Usually, I run from needles. The idea of something sharp sliding through anyone’s flesh is enough to make me feel a little less steady on my feet. But yesterday, I walked willingly through the country’s epicenter of all things sharp, spikey and barbed and I actually watched as men pierced each other’s chest, back, arms, tongue and head.

Yesterday was Thaipusam, the Hindu festival of devotion, prayers and penance. (Thai = the name of the month on the Tamil calendar, and Pusam = the name of a star, which is at its highest point during the festival). Hindus dedicate the festival to Lord Murugan, their deity of youth, power and virtue.

At the temple’s gate
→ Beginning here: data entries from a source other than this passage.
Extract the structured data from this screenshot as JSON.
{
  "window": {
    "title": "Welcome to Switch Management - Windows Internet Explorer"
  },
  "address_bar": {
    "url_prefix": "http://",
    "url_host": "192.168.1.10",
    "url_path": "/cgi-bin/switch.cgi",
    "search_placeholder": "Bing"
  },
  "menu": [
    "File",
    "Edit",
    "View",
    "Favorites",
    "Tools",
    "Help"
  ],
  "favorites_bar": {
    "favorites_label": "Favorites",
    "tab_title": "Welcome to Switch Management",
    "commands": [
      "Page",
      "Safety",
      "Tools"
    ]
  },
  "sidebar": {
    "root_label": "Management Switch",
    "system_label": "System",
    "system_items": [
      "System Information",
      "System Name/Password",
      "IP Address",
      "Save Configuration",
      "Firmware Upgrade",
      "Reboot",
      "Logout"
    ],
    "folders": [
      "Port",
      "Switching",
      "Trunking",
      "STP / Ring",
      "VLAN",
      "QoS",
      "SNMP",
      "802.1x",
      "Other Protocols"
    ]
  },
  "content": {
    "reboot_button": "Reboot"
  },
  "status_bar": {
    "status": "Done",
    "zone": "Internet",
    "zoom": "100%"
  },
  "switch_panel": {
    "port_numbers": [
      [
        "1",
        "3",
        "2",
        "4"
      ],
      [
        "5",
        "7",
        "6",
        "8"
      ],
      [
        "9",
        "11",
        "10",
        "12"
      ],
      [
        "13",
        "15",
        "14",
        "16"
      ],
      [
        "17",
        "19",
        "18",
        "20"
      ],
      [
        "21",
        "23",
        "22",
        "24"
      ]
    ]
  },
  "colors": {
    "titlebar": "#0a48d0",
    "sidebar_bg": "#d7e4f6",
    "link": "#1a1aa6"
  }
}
I took a Grab ride to Singapore’s Little India with some of my new neighbors and friends, and as soon as I stepped out of the car, I smelled incense. The aroma thickened as we walked closer to the gate of the Sri Perumal Temple, and the steady sound of beating drums grew louder. At the gate, we took our shoes off out of respect and left them next to all of the other shoes. It felt funny to leave my shoes on the street and walk around barefoot in an area filled with skewers and needles, but the only thing I stepped on that I wished I hadn’t were some berries.
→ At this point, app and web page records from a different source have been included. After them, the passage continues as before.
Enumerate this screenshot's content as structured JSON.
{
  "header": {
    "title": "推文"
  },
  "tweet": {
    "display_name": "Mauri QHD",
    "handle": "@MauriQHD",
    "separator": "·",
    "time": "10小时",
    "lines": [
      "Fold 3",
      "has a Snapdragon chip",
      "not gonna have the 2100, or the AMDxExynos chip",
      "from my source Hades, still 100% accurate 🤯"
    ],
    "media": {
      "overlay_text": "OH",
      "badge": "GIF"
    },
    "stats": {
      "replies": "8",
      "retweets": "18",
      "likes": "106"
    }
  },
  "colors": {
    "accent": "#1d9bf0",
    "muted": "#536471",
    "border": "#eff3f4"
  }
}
Along with the no-shoes-inside-the-temple rule, we also had to cover our knees and shoulders. Most of us wore capris, and one lady in our group wore shorts, but she covered her knees by tying a sweatshirt around her waist.

And not only were cameras allowed, they were welcomed. Both visitors and the family and friends of the devotees were taking pictures.
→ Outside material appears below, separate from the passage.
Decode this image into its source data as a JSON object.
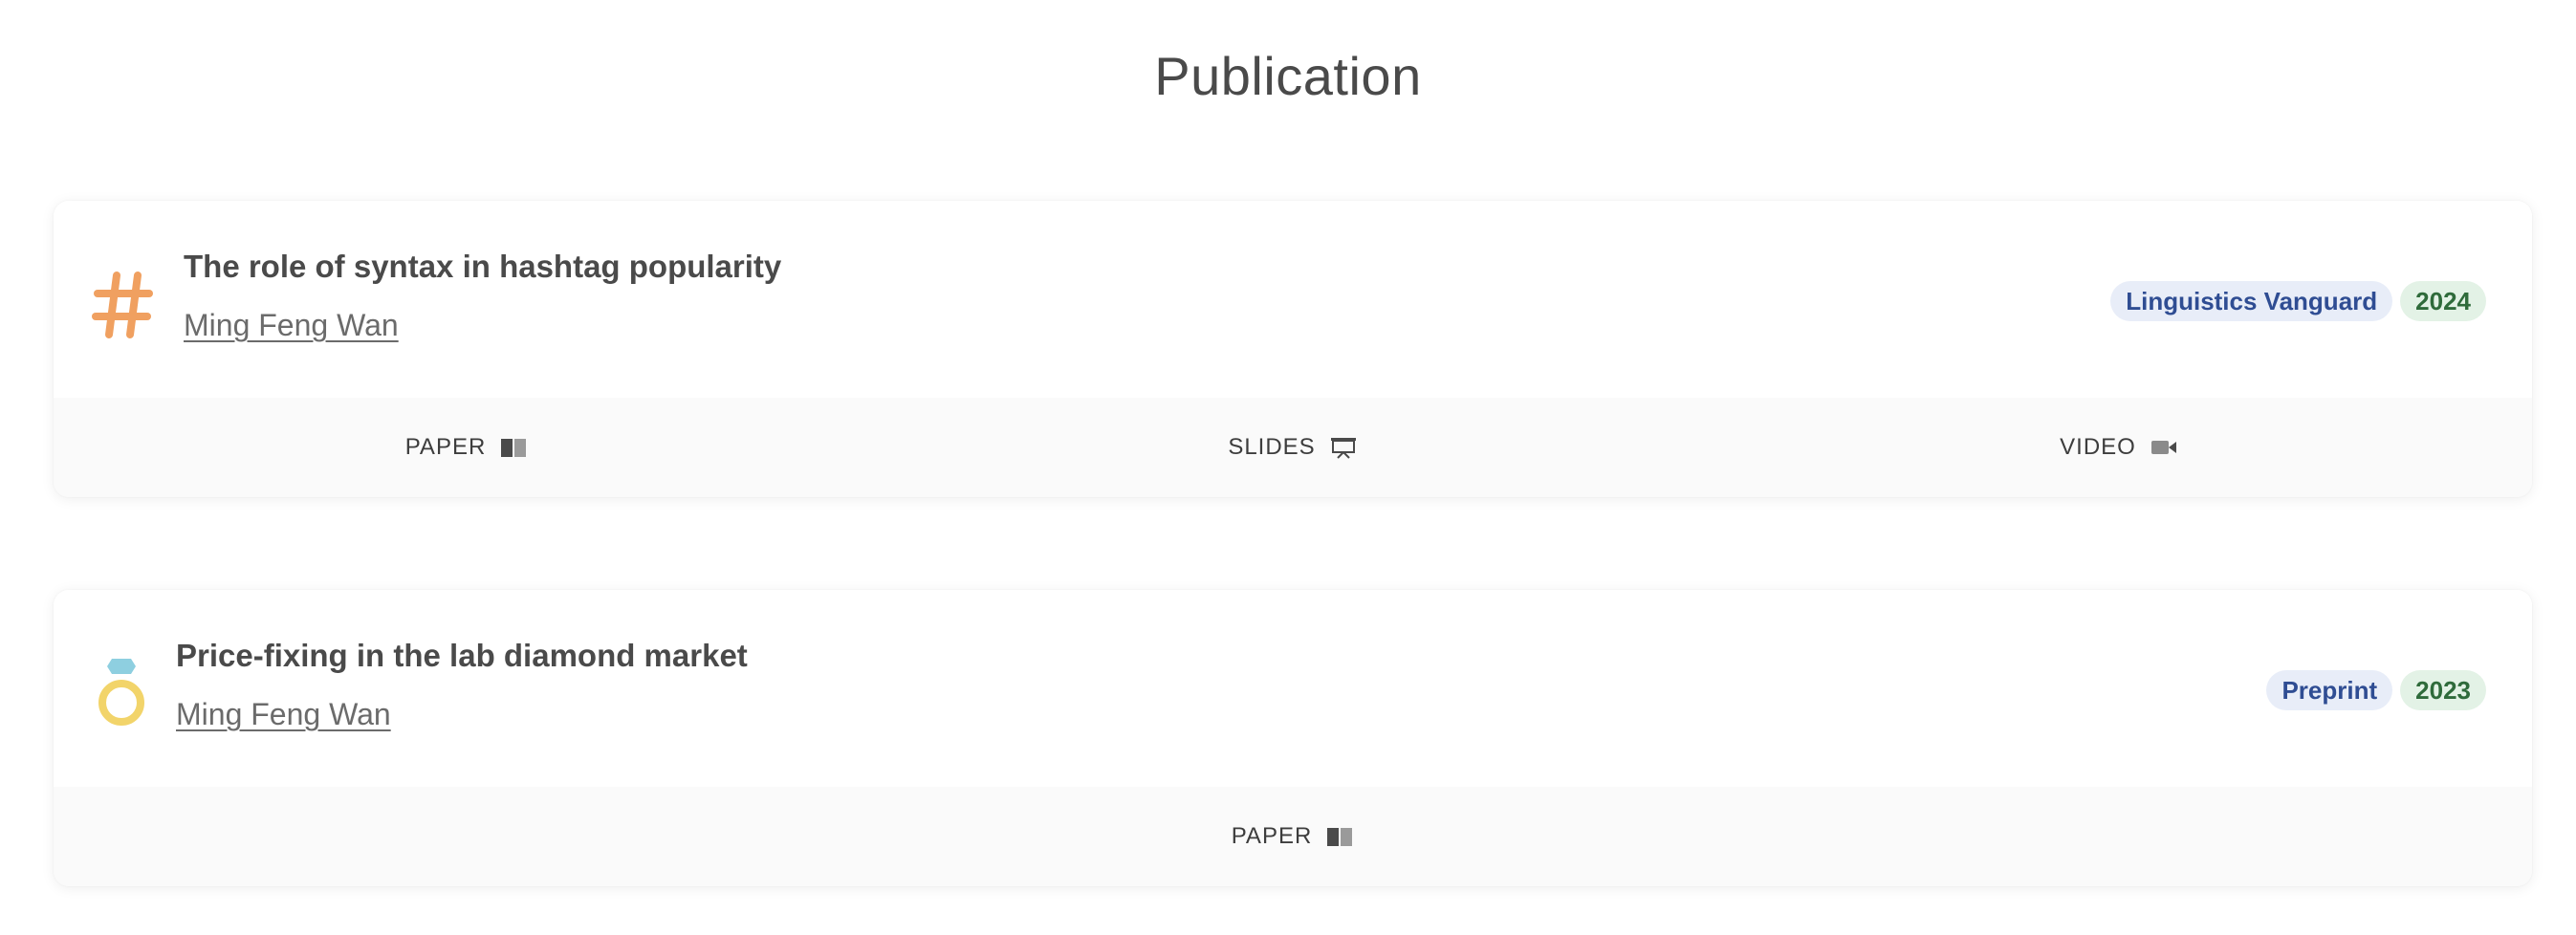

Inside the temple, hundreds of devotees and their family and friends worked to assemble colorful, elaborately decorated kavadis. Most kavadis were decorated with flowers, beads, peacock feathers, and pictures of deities. Pots of milk were attached to the end of the kavadis’ poles. And these kavadis are not cheap. Many of them cost thousands of dollars!

Kavadis, which weigh around 80kg (more than both of my kids combined!), are slung over a devotee’s shoulders and strapped around their waist. And here’s the part that blew my mind: the kavadi is also connected to each devotee via dozens of hooks, spears and skewers. Men surrounded each devotee as they pierced their chest, back and arms, and some even pierced their tongue, head and cheeks. Most of the devotees remained stoic during the piercings. Only a few of them winced or looked uncomfortable.

Trance-inducing music

After each devotee completed his piercing, he started dancing to the loud, rhythmic music, which was supposed to put him in a trance before their painful 4 km procession to the Sri Thendayuthapani Temple. Although the processions began shortly after midnight, the bands were only allowed to use drums after 7 a.m. due to Singaporean music ordinances.

After each devotee danced for several minutes, they slowly walked out of the temple with their entourage of family and friends. Although only men carried kavadis, women carried jars of fruit and grains as offerings.

We grabbed our shoes from the temple gates and put them on, then walked along the streets to watch the devotees. It reminded me of a marathon, with onlookers standing along the street to watch them. I wanted to cheer them on as you would in a race, but no other bystanders were cheering. The devotees’ entourage chanted and played music as they walked, which probably helped them.

A painful procession

Most men carried arched kavadis attached with spears and hooks, but we also saw several men walking on shoes made of nails. They walked extremely slowly, and with the help of a cane. We saw another man who was pulling a chariot with chains connected to the hooks in his back.

I learned that the procession and the carrying of the kavadi is only part of each devotee’s vows and purification ritual. They begin preparing for Thaipusam weeks ahead through fasting and abstinence. Some begin as early as 45 days before!

Although I am Catholic, and I don’t fully understand the religious significance of Thaipusam, I am grateful I was able to attend the festival to watch how other people of other faiths practice devotion, penance and sacrifice. When we first walked into the temple, I felt like a nosy outside and I hid my camera in my pocket. But after being greeted with smile after smile, I realized they really did welcome visitors to their celebration.

My top five takeaways from the Thaipusam Festival

  1. This festival would be a golden sponsorship opportunity for Neosporin and BandAid.
  2. I am a wimp because I hate flu shots.
  3. This festival takes devotion to the extreme. Although I don’t completely understand it, I admire their faith tremendously.
  4. Anyone who has the chance to attend this festival should.
  5. I should probably never complain about a paper cut again.